We all want to accomplish great things in life and work. As a sales leader, one of the areas I try to instill in my team as well as myself is to focus on the fundamentals and the little things first before thinking and focusing on the big stuff. I feel that we need to be able to do the little things well and master the basics, before trying to move on to bigger things. Usually, when we focus on the fundamentals and execute well on the little things, the success we achieve is extraordinary because of the many little things we did well, that prepares us for the big wins.
The best way to visually describe it has been shown in countless martial arts movies where a character is jumping up and down, doing fancy kicks and amazing acrobatic moves, but his opponent landed a single fundamental punch and knocked the guy out cold. At work many of us waste lots of additional energy and focus on busy work, with hands flapping around, looking uber busy, but nothing gets accomplished. The actual value added work is in the details, the grind, the dirty work that needs to get done, and done well. The true measure is the result you deliver, not the fancy kicks and dancing. Are you the guy doing roundhouse, backflip kicks and running out of breath, while your colleague does the work that needs to be done to get results? Results that matter? Or does it just look “good?”

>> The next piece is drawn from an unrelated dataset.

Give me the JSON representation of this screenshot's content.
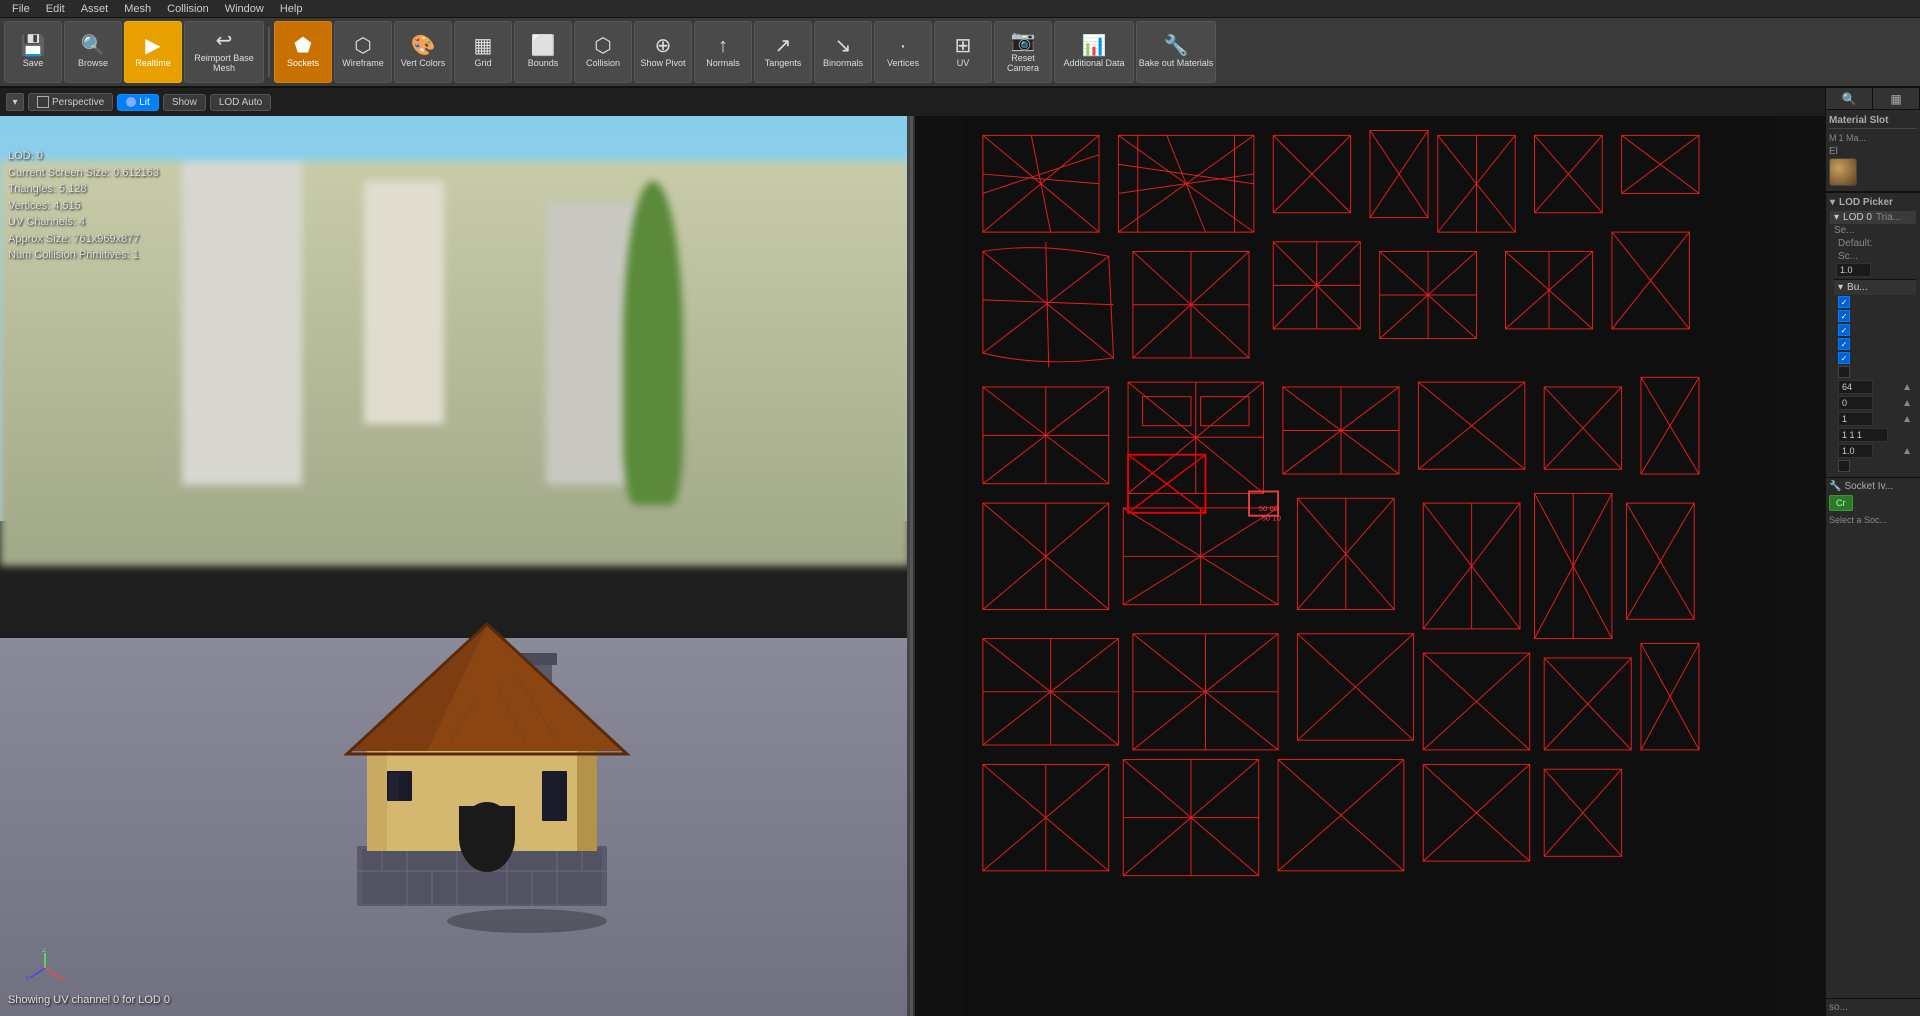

The great John Wooden believed in the Fundamentals and was one of the elements for his Formula for Success. He believed in Conditioning + Fundamentals + Unity. You can read more in his book “Wooden on Leadership.” This formula mix gave him 10 National Championships with this approach. His concept of focusing on the basics, the fundamentals was where he started every winning season, with the meticulous practice on how to put on your socks. Imagine the eyebrows he must have risen when asking his team to do that. The reason behind this was to reduce the development of blisters, allowing his team to be healthier and in better condition for the season. He focused on the things that others would easily overlook because it seems insignificant, but with an intentional emphasis on the details and fundamentals, he was able to build a solid foundation in every detail, which resulted in a year over year winning team, in a competitive sport.

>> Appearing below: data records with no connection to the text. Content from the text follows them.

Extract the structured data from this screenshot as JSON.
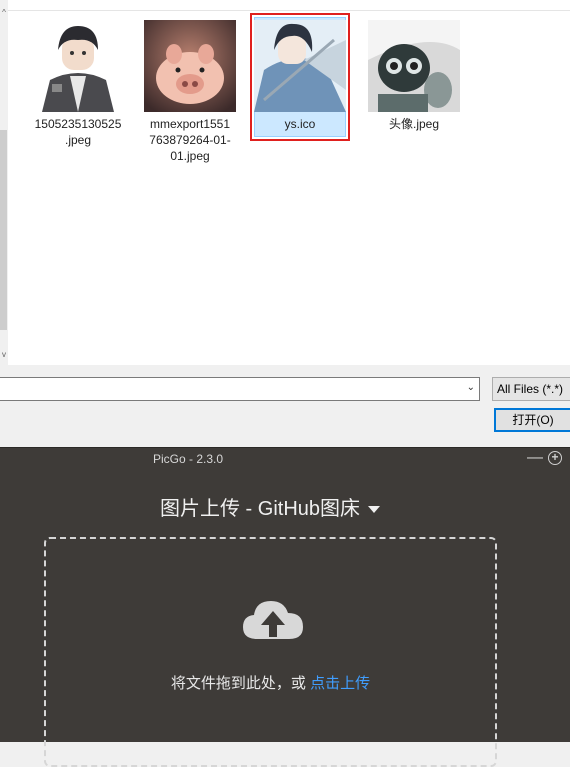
{
  "file_dialog": {
    "files": [
      {
        "name_lines": [
          "1505235130525",
          ".jpeg"
        ],
        "thumbnail": "anime-boy-hoodie-image",
        "selected": false
      },
      {
        "name_lines": [
          "mmexport1551",
          "763879264-01-",
          "01.jpeg"
        ],
        "thumbnail": "pig-plush-image",
        "selected": false
      },
      {
        "name_lines": [
          "ys.ico"
        ],
        "thumbnail": "anime-swordsman-image",
        "selected": true
      },
      {
        "name_lines": [
          "头像.jpeg"
        ],
        "thumbnail": "arale-figure-image",
        "selected": false
      }
    ],
    "filename_value": "",
    "filter_selected": "All Files (*.*)",
    "open_button_label": "打开(O)",
    "colors": {
      "selection_bg": "#cce8ff",
      "highlight_border": "#e0201e",
      "focus_blue": "#0078d7"
    }
  },
  "picgo": {
    "title": "PicGo - 2.3.0",
    "header_title": "图片上传 - GitHub图床",
    "drop_text": "将文件拖到此处，或 ",
    "upload_link": "点击上传",
    "colors": {
      "background": "#3e3b38",
      "link": "#409eff"
    }
  }
}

This concept reminds me of one of the greatest sales team I was fortunate to be part of and lead, where we were outnumbered and up against more sales representatives in the market, as well as going against embedded market leaders, but like in the Movie 300, we were well trained, conditioned, unified as a team and the fundamentals was coached to them, even when they hated it. We were pound-for-pound, better sales professionals than our competitors and guess what our team name was? The Spartans! And we delivered consistent winning results!
I implemented this foundational approach with my team and over time, we were able to achieve extraordinary success, again and again. But it wasn’t easy to introduce this concept to the group initially because the seemingly insignificant actions I asked of them didn’t seem as important as the bigger tasks. Some who left my team probably thought I was ridiculous. As time passed, I still get random calls from my old team members, or I would call them, and we all share the memories of doing the great work that we truly enjoyed. Work that we did in extremely competitive markets, but we felt a sense of accomplishment and true joy for our profession. My hopes were that they learned the concepts to take to their daily work, to continue with that “Spartan” spirit. With your job, ask yourself, “What are the basics?” Put this on your calendar as a reminder every month, and focus on the little things to achieve extraordinary results.
Wooden on Leadership is a book I highly recommend for leaders and individuals as it makes you want to be a better leader and a better professional in your chosen field.